------ Data shown ------

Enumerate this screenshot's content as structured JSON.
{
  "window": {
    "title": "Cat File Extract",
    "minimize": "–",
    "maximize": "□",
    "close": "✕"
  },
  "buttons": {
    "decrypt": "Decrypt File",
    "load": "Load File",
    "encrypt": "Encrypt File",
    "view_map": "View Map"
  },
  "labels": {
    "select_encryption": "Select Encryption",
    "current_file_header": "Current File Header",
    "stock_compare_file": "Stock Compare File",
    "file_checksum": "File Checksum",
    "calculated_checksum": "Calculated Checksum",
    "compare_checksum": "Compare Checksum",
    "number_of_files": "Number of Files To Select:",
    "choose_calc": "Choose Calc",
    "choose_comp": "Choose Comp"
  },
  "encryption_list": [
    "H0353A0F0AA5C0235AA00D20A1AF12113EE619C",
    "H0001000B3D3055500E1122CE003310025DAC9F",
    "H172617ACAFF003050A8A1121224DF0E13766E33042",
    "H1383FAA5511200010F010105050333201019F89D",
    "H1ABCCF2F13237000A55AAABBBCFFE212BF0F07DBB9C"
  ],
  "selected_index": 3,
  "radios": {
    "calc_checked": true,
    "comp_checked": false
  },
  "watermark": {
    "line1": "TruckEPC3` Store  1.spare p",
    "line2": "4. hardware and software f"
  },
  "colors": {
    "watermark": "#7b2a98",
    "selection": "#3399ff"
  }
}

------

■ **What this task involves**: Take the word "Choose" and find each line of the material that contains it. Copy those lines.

■ **Solution to this problem**:
    "choose_calc": "Choose Calc",
    "choose_comp": "Choose Comp"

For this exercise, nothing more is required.